Extracted material:
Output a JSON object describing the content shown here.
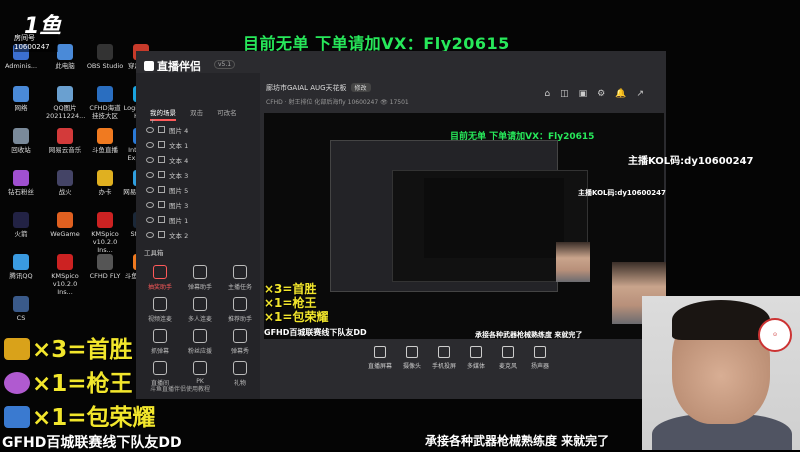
{
  "overlay": {
    "top_title": "目前无单  下单请加VX：Fly20615",
    "kol_text": "主播KOL码:dy10600247",
    "kol_text_small": "主播KOL码:dy10600247",
    "room_label": "房间号",
    "room_id": "10600247",
    "logo_text": "1鱼",
    "awards": [
      "×3=首胜",
      "×1=枪王",
      "×1=包荣耀"
    ],
    "bottom_left": "GFHD百城联赛线下队友DD",
    "bottom_right": "承接各种武器枪械熟练度  来就完了"
  },
  "desktop": {
    "icons": [
      {
        "label": "Adminis...",
        "color": "#3b6fd1"
      },
      {
        "label": "此电脑",
        "color": "#4a8ad8"
      },
      {
        "label": "OBS Studio",
        "color": "#333333"
      },
      {
        "label": "穿越火线",
        "color": "#c73a2a"
      },
      {
        "label": "网络",
        "color": "#4a8ad8"
      },
      {
        "label": "QQ图片 20211224...",
        "color": "#6aa0d0"
      },
      {
        "label": "CFHD海道 挂技大区",
        "color": "#2a6ec0"
      },
      {
        "label": "Logitech G HUB",
        "color": "#1aa4e0"
      },
      {
        "label": "回收站",
        "color": "#7a8a9a"
      },
      {
        "label": "网易云音乐",
        "color": "#d33a3a"
      },
      {
        "label": "斗鱼直播",
        "color": "#f07a20"
      },
      {
        "label": "Internet Explorer",
        "color": "#2a7ad8"
      },
      {
        "label": "钻石粉丝",
        "color": "#a050d0"
      },
      {
        "label": "战火",
        "color": "#444466"
      },
      {
        "label": "办卡",
        "color": "#e0b020"
      },
      {
        "label": "网易UU加速器",
        "color": "#30a0e0"
      },
      {
        "label": "火箭",
        "color": "#222244"
      },
      {
        "label": "WeGame",
        "color": "#e06020"
      },
      {
        "label": "KMSpico v10.2.0 Ins...",
        "color": "#cc2222"
      },
      {
        "label": "Steam",
        "color": "#1b2838"
      },
      {
        "label": "腾讯QQ",
        "color": "#3a9ae0"
      },
      {
        "label": "KMSpico v10.2.0 Ins...",
        "color": "#cc2222"
      },
      {
        "label": "CFHD FLY",
        "color": "#555555"
      },
      {
        "label": "斗鱼直播伴侣",
        "color": "#f07a20"
      },
      {
        "label": "CS",
        "color": "#3a5a8a"
      }
    ]
  },
  "app": {
    "logo": "直播伴侣",
    "version": "v5.1",
    "scene_tabs": [
      "我的场景",
      "双击",
      "可改名"
    ],
    "scenes": [
      "图片 4",
      "文本 1",
      "文本 4",
      "文本 3",
      "图片 5",
      "图片 3",
      "图片 1",
      "文本 2"
    ],
    "tools_title": "工具箱",
    "tools": [
      "抽奖助手",
      "弹幕助手",
      "主播任务",
      "视频连麦",
      "多人连麦",
      "推荐助手",
      "抓弹幕",
      "粉丝应援",
      "弹幕秀",
      "直播间",
      "PK",
      "礼物"
    ],
    "location": "廊坊市GAIAL AUG天花板",
    "location_chip": "修改",
    "stream_info": "CFHD · 射王排位  化部后海fly  10600247",
    "viewer_count": "17501",
    "top_icons": [
      "⌂",
      "◫",
      "▣",
      "⚙",
      "🔔",
      "↗"
    ],
    "bottom_buttons": [
      "直播屏幕",
      "摄像头",
      "手机投屏",
      "多媒体",
      "麦克风",
      "扬声器"
    ],
    "tip": "斗鱼直播伴侣使用教程"
  }
}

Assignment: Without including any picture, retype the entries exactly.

Written solution:
Output a JSON object describing the content shown here.
{
  "overlay": {
    "top_title": "目前无单  下单请加VX：Fly20615",
    "kol_text": "主播KOL码:dy10600247",
    "kol_text_small": "主播KOL码:dy10600247",
    "room_label": "房间号",
    "room_id": "10600247",
    "logo_text": "1鱼",
    "awards": [
      "×3=首胜",
      "×1=枪王",
      "×1=包荣耀"
    ],
    "bottom_left": "GFHD百城联赛线下队友DD",
    "bottom_right": "承接各种武器枪械熟练度  来就完了"
  },
  "desktop": {
    "icons": [
      {
        "label": "Adminis...",
        "color": "#3b6fd1"
      },
      {
        "label": "此电脑",
        "color": "#4a8ad8"
      },
      {
        "label": "OBS Studio",
        "color": "#333333"
      },
      {
        "label": "穿越火线",
        "color": "#c73a2a"
      },
      {
        "label": "网络",
        "color": "#4a8ad8"
      },
      {
        "label": "QQ图片 20211224...",
        "color": "#6aa0d0"
      },
      {
        "label": "CFHD海道 挂技大区",
        "color": "#2a6ec0"
      },
      {
        "label": "Logitech G HUB",
        "color": "#1aa4e0"
      },
      {
        "label": "回收站",
        "color": "#7a8a9a"
      },
      {
        "label": "网易云音乐",
        "color": "#d33a3a"
      },
      {
        "label": "斗鱼直播",
        "color": "#f07a20"
      },
      {
        "label": "Internet Explorer",
        "color": "#2a7ad8"
      },
      {
        "label": "钻石粉丝",
        "color": "#a050d0"
      },
      {
        "label": "战火",
        "color": "#444466"
      },
      {
        "label": "办卡",
        "color": "#e0b020"
      },
      {
        "label": "网易UU加速器",
        "color": "#30a0e0"
      },
      {
        "label": "火箭",
        "color": "#222244"
      },
      {
        "label": "WeGame",
        "color": "#e06020"
      },
      {
        "label": "KMSpico v10.2.0 Ins...",
        "color": "#cc2222"
      },
      {
        "label": "Steam",
        "color": "#1b2838"
      },
      {
        "label": "腾讯QQ",
        "color": "#3a9ae0"
      },
      {
        "label": "KMSpico v10.2.0 Ins...",
        "color": "#cc2222"
      },
      {
        "label": "CFHD FLY",
        "color": "#555555"
      },
      {
        "label": "斗鱼直播伴侣",
        "color": "#f07a20"
      },
      {
        "label": "CS",
        "color": "#3a5a8a"
      }
    ]
  },
  "app": {
    "logo": "直播伴侣",
    "version": "v5.1",
    "scene_tabs": [
      "我的场景",
      "双击",
      "可改名"
    ],
    "scenes": [
      "图片 4",
      "文本 1",
      "文本 4",
      "文本 3",
      "图片 5",
      "图片 3",
      "图片 1",
      "文本 2"
    ],
    "tools_title": "工具箱",
    "tools": [
      "抽奖助手",
      "弹幕助手",
      "主播任务",
      "视频连麦",
      "多人连麦",
      "推荐助手",
      "抓弹幕",
      "粉丝应援",
      "弹幕秀",
      "直播间",
      "PK",
      "礼物"
    ],
    "location": "廊坊市GAIAL AUG天花板",
    "location_chip": "修改",
    "stream_info": "CFHD · 射王排位  化部后海fly  10600247",
    "viewer_count": "17501",
    "top_icons": [
      "⌂",
      "◫",
      "▣",
      "⚙",
      "🔔",
      "↗"
    ],
    "bottom_buttons": [
      "直播屏幕",
      "摄像头",
      "手机投屏",
      "多媒体",
      "麦克风",
      "扬声器"
    ],
    "tip": "斗鱼直播伴侣使用教程"
  }
}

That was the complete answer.